What to work on ▸ Bring together every line in the data that includes "Январь".

Records for this exercise ▸
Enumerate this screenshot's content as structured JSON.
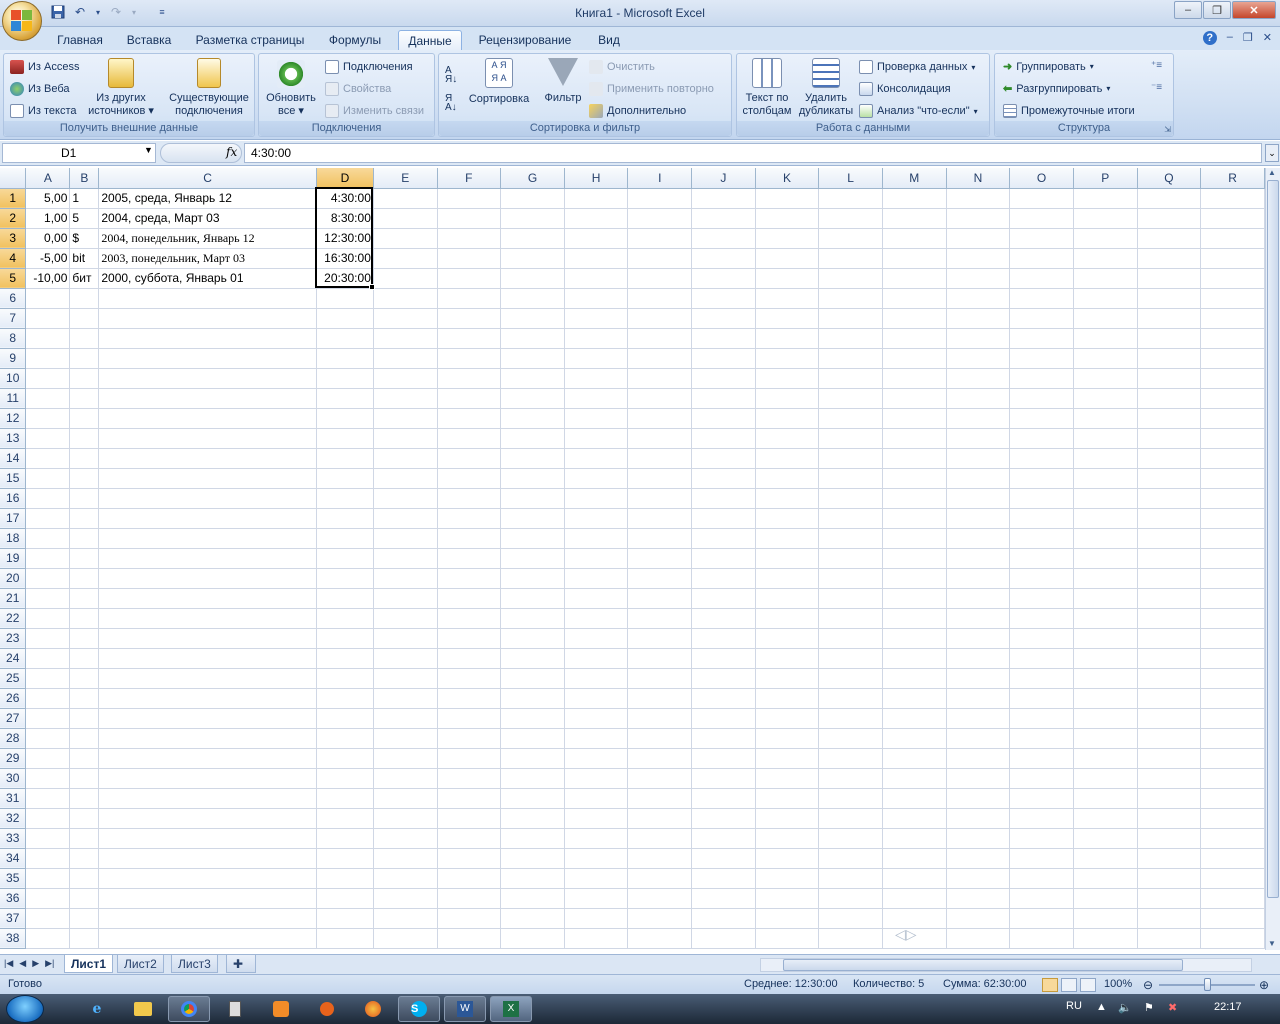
{
  "window": {
    "title": "Книга1 - Microsoft Excel",
    "controls": [
      "–",
      "❐",
      "✕"
    ]
  },
  "ribbon_tabs": [
    "Главная",
    "Вставка",
    "Разметка страницы",
    "Формулы",
    "Данные",
    "Рецензирование",
    "Вид"
  ],
  "active_tab": "Данные",
  "groups": {
    "external": {
      "label": "Получить внешние данные",
      "from_access": "Из Access",
      "from_web": "Из Веба",
      "from_text": "Из текста",
      "from_other": [
        "Из других",
        "источников"
      ],
      "existing": [
        "Существующие",
        "подключения"
      ]
    },
    "connections": {
      "label": "Подключения",
      "refresh": [
        "Обновить",
        "все"
      ],
      "connections": "Подключения",
      "properties": "Свойства",
      "edit_links": "Изменить связи"
    },
    "sort": {
      "label": "Сортировка и фильтр",
      "sort": "Сортировка",
      "filter": "Фильтр",
      "clear": "Очистить",
      "reapply": "Применить повторно",
      "advanced": "Дополнительно"
    },
    "tools": {
      "label": "Работа с данными",
      "text_to_cols": [
        "Текст по",
        "столбцам"
      ],
      "remove_dup": [
        "Удалить",
        "дубликаты"
      ],
      "validation": "Проверка данных",
      "consolidate": "Консолидация",
      "whatif": "Анализ \"что-если\""
    },
    "outline": {
      "label": "Структура",
      "group": "Группировать",
      "ungroup": "Разгруппировать",
      "subtotal": "Промежуточные итоги"
    }
  },
  "formula_bar": {
    "name_box": "D1",
    "fx": "fx",
    "value": "4:30:00"
  },
  "columns": [
    "A",
    "B",
    "C",
    "D",
    "E",
    "F",
    "G",
    "H",
    "I",
    "J",
    "K",
    "L",
    "M",
    "N",
    "O",
    "P",
    "Q",
    "R"
  ],
  "selected_column": "D",
  "rows": [
    [
      "5,00",
      "1",
      "2005, среда, Январь 12",
      "4:30:00"
    ],
    [
      "1,00",
      "5",
      "2004, среда, Март 03",
      "8:30:00"
    ],
    [
      "0,00",
      "$",
      "2004, понедельник, Январь 12",
      "12:30:00"
    ],
    [
      "-5,00",
      "bit",
      "2003, понедельник, Март 03",
      "16:30:00"
    ],
    [
      "-10,00",
      "бит",
      "2000, суббота, Январь 01",
      "20:30:00"
    ]
  ],
  "visible_row_count": 38,
  "sheets": [
    "Лист1",
    "Лист2",
    "Лист3"
  ],
  "active_sheet": "Лист1",
  "status": {
    "ready": "Готово",
    "average": "Среднее: 12:30:00",
    "count": "Количество: 5",
    "sum": "Сумма: 62:30:00",
    "zoom": "100%"
  },
  "taskbar": {
    "lang": "RU",
    "time": "22:17"
  }
}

Answer to this problem ▸
      "2005, среда, Январь 12",
      "2004, понедельник, Январь 12",
      "2000, суббота, Январь 01",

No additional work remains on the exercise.